DIRECTIONS FOR THIS TASK –
Each line of the entries below that includes "Parkinsonism" belongs in your answer.

Data entries –
*** Block opens ***
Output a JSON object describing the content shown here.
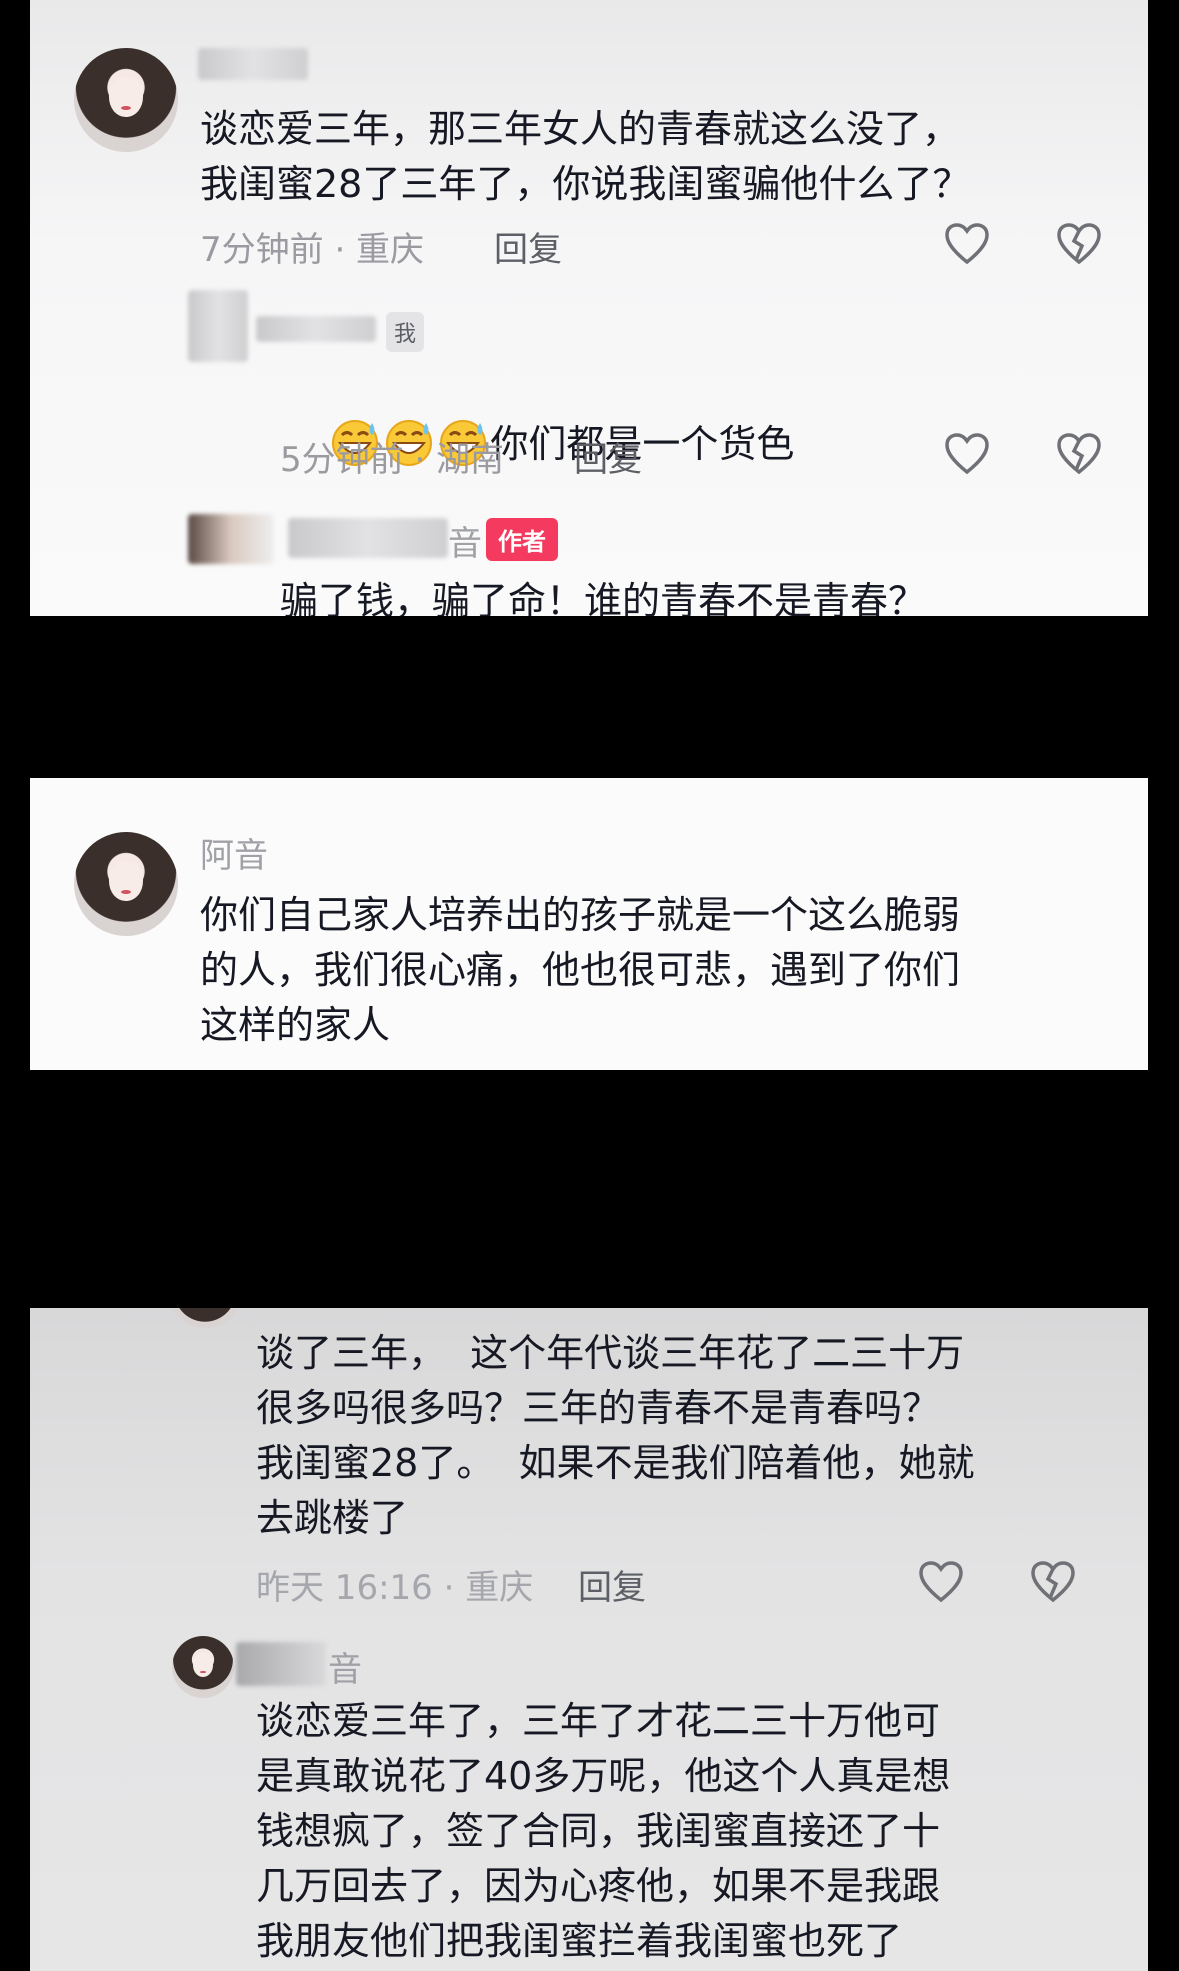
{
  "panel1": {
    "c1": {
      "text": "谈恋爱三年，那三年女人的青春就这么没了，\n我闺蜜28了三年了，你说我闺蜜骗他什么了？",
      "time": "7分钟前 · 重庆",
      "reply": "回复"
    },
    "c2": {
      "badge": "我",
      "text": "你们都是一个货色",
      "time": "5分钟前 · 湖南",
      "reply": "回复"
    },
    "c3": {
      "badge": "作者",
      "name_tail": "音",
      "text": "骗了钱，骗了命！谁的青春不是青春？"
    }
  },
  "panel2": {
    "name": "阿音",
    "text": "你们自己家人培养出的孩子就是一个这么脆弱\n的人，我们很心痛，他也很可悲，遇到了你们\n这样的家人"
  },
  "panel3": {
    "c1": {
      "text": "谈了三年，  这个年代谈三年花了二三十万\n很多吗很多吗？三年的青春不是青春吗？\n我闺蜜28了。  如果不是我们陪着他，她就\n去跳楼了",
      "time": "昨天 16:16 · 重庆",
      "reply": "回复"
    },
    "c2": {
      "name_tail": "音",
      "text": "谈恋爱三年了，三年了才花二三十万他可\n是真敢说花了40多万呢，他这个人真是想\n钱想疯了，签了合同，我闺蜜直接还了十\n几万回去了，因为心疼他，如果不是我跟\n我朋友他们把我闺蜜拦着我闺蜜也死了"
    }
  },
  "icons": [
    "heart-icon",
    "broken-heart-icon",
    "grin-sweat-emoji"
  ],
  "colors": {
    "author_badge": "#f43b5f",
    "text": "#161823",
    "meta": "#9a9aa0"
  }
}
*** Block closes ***
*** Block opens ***
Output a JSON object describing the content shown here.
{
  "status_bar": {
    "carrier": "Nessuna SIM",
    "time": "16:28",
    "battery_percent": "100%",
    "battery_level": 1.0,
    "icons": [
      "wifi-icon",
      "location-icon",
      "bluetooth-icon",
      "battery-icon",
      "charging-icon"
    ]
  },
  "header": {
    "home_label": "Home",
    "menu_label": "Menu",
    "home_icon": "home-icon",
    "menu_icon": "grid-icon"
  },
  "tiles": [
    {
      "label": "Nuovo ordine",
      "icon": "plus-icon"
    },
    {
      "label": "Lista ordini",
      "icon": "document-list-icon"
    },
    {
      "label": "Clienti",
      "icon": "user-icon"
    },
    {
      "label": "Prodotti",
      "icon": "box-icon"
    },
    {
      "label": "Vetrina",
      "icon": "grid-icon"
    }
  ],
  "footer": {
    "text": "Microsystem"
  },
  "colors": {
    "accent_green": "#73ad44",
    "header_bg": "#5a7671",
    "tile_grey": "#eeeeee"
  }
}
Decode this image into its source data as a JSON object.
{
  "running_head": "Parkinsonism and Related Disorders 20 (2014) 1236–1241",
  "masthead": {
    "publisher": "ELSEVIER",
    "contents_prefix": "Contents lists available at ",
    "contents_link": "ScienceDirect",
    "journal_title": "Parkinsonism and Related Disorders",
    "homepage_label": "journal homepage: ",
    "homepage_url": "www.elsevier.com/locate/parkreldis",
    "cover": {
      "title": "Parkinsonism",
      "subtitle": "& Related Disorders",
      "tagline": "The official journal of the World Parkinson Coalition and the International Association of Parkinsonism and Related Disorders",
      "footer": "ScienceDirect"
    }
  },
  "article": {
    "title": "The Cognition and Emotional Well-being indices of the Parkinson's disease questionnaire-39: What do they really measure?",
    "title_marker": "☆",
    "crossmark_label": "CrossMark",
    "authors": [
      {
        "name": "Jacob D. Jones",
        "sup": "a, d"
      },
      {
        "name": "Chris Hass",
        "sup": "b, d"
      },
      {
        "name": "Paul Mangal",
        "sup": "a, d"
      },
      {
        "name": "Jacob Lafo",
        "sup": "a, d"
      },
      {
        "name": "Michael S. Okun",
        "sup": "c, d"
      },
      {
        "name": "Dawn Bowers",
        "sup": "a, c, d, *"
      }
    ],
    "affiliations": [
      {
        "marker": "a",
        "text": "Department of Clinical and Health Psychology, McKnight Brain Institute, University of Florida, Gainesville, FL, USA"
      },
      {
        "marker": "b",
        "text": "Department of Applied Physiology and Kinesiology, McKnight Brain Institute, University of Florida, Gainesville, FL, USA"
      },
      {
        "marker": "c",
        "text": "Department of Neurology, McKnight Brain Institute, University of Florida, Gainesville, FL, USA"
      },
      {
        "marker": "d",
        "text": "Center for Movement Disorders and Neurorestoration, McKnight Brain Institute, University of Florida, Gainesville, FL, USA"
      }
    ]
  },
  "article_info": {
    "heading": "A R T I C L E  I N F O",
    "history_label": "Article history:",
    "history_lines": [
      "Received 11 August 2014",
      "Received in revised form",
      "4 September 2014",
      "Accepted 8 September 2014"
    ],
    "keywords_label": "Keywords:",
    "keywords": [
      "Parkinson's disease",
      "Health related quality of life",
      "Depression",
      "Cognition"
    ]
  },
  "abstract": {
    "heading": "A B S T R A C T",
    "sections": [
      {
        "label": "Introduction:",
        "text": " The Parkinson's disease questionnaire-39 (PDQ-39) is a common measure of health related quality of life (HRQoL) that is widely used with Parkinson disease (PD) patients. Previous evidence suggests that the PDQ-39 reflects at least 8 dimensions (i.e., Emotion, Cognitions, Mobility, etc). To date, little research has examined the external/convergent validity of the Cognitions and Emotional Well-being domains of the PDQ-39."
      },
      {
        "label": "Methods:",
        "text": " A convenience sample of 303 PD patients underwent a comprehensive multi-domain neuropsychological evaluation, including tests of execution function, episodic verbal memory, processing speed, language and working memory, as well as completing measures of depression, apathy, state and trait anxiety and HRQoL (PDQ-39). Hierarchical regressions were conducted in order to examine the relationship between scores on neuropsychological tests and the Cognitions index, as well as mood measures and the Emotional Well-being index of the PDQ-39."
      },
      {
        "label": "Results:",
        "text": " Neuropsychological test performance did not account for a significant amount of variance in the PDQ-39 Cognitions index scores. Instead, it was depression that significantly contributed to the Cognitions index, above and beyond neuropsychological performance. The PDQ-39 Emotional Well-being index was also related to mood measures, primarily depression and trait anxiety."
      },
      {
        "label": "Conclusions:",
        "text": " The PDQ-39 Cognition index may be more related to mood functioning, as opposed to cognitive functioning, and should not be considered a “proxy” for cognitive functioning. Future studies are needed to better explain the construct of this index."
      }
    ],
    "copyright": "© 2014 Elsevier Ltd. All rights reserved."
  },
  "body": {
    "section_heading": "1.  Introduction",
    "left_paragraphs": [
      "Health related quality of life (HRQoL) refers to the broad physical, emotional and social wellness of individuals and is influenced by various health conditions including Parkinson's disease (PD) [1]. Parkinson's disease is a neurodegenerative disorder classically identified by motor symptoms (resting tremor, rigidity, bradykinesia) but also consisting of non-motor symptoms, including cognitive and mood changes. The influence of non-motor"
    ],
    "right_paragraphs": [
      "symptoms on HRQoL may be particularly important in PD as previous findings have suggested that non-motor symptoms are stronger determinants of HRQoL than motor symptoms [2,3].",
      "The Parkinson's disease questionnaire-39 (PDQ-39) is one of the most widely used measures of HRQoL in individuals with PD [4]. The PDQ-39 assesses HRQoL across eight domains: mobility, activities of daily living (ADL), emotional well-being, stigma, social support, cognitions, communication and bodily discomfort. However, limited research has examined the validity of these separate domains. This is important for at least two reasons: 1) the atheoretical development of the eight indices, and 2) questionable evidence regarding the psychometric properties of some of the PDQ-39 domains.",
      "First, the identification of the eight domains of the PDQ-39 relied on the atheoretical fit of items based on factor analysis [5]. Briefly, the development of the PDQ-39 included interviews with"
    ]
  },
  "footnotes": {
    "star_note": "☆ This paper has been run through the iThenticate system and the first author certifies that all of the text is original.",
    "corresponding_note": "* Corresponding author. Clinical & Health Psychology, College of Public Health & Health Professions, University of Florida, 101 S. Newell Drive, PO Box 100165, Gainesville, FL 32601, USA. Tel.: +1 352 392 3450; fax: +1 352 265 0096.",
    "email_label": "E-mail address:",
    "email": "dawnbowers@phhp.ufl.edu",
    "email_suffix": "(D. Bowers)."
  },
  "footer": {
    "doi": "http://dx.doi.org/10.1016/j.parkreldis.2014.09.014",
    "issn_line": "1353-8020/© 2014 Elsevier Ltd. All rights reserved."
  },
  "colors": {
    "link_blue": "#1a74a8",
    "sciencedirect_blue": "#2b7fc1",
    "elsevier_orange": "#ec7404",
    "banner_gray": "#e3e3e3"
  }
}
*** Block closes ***
RESULT FOR THIS TASK –
  "running_head": "Parkinsonism and Related Disorders 20 (2014) 1236–1241",
    "journal_title": "Parkinsonism and Related Disorders",
      "title": "Parkinsonism",
      "tagline": "The official journal of the World Parkinson Coalition and the International Association of Parkinsonism and Related Disorders",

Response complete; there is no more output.